Two Israelis orphaned by terrorism now engaged

Two orphans whose parents were killed months apart by terrorists in 2002 announced their engagement recently.

By Batya Jerenberg, World Israel News

Two orphans who met at a support group for those robbed of their parents by Palestinian terrorism, found stronger support than they ever imagined and have announced their engagement, Yediot Ahronot reported Sunday.

Ayelet Dikstein survived an ambush on her family’s car in July 2002 in the South Hebron Hills. Fatah Tanzim terrorists opened fire from one side of the road. Her father, Yosef, saw someone he thought was a soldier coming from the other side so he stopped the car, which held his wife and six of his 10 children.

Instead, it was another terrorist, and he, his wife Hannah, and nine-year-old daughter Shuva-el were murdered. Another two of their children were injured. Young Ayelet helped her siblings during the attack.

Both Yosef and Hannah were teachers in religious high schools in Jerusalem, and had recently moved from the capital to village of Psagot in the Binyamin region, partly out of solidarity to strengthen the embattled community.

Gavish family

Four months previously, the Gavish family home in Elon Moreh was invaded by an Arab terrorist during the Passover holiday. He shot Avigdor’s parents, David and Rachel, Rachel’s father Yitzchak Kaner, and his oldest brother, Avraham, who all later died of their wounds.

Neighbors, among them IDF soldiers, heard the gunshots and came running. The terrorist hid in a closet while they rescued the remaining family members, including Avigdor, who was a 19-year-old draftee at the time, by propping a ladder up to a second floor porch, according to a soldier, one of the rescuers who held the terrorist at bay on the first floor, wounding him.

That attack occurred one day after the infamous Hamas massacre at Netanya’s Park Hotel which killed 30 and wounded 140.

Ayelet and Avigdor met many times over the years at events for orphans of terror attacks sponsored by the OneFamily Fund, a non-profit group that helps rebuild the lives of Israeli victims of terror.
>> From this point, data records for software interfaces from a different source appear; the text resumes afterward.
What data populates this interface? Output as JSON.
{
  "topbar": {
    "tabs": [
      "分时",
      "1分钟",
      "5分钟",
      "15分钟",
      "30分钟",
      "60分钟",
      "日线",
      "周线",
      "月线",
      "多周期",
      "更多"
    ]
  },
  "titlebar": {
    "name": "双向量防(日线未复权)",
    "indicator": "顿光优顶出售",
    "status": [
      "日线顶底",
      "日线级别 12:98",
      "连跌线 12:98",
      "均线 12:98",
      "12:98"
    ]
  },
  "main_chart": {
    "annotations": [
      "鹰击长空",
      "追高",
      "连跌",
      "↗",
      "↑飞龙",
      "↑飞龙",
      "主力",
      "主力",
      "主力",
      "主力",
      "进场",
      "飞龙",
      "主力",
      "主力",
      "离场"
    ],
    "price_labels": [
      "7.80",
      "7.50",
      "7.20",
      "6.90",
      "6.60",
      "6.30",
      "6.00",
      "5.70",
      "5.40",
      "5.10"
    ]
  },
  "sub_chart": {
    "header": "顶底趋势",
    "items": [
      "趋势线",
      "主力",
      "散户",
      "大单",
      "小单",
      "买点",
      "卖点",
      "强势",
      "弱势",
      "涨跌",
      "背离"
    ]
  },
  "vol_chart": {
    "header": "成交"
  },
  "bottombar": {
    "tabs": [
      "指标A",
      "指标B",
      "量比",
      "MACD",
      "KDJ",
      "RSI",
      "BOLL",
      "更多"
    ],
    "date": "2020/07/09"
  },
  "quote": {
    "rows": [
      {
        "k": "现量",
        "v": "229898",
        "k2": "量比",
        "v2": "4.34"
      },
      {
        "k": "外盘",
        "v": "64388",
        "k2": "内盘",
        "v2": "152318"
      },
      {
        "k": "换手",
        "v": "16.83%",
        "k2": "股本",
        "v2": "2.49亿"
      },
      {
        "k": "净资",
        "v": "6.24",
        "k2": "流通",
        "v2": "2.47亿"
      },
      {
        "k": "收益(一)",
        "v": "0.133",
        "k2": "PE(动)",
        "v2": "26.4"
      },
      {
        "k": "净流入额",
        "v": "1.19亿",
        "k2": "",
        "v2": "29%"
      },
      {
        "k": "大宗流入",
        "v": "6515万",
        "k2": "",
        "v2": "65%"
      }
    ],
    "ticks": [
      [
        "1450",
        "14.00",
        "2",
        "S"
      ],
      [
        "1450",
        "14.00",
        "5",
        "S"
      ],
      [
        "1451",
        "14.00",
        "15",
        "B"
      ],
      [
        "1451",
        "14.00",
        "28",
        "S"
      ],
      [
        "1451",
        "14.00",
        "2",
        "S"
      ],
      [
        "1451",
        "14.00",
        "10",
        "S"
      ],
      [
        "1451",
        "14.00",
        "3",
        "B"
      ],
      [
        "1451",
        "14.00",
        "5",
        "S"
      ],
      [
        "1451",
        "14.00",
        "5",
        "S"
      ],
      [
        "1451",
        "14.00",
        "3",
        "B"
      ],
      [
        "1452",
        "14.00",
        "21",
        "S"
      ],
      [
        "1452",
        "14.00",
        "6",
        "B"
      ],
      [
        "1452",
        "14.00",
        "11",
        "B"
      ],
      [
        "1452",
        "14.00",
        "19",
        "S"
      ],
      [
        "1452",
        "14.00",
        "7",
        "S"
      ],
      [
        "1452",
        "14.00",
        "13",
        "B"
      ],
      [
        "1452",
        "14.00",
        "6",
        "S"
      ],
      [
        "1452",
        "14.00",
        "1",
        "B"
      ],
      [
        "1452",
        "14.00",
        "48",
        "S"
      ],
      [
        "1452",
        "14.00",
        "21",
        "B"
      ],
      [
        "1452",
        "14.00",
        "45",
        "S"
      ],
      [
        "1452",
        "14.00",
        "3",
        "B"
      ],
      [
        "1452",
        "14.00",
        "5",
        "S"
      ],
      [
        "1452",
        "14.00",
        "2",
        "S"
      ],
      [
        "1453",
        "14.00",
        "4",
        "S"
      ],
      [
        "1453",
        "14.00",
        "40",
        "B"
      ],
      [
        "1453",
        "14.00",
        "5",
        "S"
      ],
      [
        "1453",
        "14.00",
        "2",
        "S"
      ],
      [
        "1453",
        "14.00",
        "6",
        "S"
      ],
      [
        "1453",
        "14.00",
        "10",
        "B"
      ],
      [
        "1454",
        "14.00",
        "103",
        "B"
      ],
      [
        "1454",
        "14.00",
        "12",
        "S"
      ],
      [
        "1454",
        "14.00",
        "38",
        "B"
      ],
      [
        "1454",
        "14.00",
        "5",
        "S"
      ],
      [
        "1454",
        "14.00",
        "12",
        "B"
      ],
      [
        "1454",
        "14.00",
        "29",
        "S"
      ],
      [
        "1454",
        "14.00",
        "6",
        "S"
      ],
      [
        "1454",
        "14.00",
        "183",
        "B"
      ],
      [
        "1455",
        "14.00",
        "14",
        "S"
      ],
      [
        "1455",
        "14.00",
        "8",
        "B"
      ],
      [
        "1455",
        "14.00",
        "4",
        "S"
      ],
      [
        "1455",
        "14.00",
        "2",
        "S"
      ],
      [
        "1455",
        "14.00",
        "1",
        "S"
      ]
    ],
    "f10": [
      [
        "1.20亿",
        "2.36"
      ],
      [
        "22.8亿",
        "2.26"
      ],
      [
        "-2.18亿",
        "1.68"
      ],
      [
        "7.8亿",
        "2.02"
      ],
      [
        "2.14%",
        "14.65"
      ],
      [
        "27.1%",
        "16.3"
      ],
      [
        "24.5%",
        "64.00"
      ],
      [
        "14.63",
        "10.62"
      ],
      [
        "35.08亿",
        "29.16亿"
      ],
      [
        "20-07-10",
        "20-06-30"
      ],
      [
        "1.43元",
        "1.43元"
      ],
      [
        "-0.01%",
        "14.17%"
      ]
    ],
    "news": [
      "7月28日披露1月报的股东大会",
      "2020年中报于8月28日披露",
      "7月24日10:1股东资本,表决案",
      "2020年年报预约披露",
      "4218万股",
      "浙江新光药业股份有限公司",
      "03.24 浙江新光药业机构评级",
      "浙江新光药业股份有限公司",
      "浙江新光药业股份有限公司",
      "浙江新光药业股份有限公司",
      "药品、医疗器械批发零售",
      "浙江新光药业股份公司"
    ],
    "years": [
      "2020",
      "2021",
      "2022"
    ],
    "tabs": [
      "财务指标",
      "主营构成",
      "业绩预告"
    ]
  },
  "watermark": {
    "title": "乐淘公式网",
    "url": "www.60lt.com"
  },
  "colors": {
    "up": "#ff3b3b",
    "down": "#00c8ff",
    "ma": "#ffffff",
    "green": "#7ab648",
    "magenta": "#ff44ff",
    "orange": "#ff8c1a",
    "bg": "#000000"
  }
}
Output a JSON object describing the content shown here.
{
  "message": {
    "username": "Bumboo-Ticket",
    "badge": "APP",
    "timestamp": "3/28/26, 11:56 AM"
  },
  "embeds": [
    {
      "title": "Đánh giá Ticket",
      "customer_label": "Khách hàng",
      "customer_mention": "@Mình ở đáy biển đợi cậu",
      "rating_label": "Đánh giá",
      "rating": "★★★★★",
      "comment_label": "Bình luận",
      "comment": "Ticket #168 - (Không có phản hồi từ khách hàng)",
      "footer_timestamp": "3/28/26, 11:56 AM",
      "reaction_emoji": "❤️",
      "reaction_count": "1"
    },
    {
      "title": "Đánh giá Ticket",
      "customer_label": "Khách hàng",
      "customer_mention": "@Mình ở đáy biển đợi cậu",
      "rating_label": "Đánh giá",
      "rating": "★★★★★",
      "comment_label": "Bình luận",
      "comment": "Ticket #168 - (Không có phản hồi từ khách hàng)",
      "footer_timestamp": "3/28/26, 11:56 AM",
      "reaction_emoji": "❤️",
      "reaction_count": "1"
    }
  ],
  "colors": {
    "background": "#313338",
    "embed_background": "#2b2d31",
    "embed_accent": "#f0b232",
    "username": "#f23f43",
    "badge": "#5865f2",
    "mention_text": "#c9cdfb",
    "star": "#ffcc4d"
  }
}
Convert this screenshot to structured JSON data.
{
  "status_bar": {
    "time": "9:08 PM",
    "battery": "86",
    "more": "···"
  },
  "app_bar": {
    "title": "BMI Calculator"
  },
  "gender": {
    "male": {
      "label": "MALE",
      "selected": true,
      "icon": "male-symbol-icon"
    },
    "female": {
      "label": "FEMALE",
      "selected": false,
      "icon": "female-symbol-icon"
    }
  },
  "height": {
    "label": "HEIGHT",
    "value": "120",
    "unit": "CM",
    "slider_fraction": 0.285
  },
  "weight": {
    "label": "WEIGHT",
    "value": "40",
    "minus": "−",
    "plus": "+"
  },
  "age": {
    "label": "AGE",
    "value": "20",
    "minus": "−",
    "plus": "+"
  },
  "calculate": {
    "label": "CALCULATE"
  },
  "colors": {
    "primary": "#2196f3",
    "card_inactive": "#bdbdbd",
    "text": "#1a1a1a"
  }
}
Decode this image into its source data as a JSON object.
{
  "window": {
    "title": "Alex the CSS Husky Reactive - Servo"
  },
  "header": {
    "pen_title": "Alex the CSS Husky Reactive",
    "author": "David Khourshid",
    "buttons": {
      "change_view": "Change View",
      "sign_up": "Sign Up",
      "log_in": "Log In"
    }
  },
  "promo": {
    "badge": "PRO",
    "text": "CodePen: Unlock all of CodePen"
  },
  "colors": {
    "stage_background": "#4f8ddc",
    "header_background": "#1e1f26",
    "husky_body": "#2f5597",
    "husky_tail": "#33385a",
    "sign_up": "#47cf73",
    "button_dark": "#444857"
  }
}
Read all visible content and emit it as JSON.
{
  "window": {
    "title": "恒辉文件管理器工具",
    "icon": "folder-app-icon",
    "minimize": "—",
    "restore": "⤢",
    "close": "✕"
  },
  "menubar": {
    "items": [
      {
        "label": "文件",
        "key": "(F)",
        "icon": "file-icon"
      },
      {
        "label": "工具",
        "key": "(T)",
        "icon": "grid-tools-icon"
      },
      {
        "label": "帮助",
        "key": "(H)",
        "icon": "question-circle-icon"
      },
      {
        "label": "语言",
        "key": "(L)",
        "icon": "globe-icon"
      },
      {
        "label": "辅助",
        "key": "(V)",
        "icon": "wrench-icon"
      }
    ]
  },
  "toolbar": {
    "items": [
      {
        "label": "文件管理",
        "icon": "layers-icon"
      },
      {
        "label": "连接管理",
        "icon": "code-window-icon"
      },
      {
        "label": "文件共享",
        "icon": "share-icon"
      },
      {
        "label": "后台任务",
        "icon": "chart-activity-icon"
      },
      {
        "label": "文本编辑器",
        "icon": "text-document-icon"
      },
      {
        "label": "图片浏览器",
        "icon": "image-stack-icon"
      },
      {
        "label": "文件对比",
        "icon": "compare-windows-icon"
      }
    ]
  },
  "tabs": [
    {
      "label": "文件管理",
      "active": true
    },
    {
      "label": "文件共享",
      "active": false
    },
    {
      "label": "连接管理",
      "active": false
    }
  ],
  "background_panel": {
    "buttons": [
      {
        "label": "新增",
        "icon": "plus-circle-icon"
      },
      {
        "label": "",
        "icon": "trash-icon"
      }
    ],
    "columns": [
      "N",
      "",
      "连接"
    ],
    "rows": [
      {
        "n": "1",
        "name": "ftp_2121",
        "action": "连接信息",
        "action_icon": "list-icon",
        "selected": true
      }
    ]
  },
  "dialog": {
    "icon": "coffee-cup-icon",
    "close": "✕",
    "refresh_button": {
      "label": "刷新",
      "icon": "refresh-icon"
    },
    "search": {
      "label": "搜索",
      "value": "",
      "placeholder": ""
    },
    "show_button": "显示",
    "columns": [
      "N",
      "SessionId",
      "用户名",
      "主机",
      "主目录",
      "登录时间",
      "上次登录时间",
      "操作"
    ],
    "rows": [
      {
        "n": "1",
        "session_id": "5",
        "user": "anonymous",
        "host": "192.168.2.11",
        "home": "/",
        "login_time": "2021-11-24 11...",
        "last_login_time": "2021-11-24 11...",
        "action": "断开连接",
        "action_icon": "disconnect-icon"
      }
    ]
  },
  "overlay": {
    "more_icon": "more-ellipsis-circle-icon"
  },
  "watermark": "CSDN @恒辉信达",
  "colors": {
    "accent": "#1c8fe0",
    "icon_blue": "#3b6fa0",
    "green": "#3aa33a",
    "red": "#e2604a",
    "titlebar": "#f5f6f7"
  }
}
They started dating two years ago.

Before telling their families the happy news, the couple went to the cemeteries where their loved ones were buried in a bittersweet gesture of filial love and respect, Ynet reports.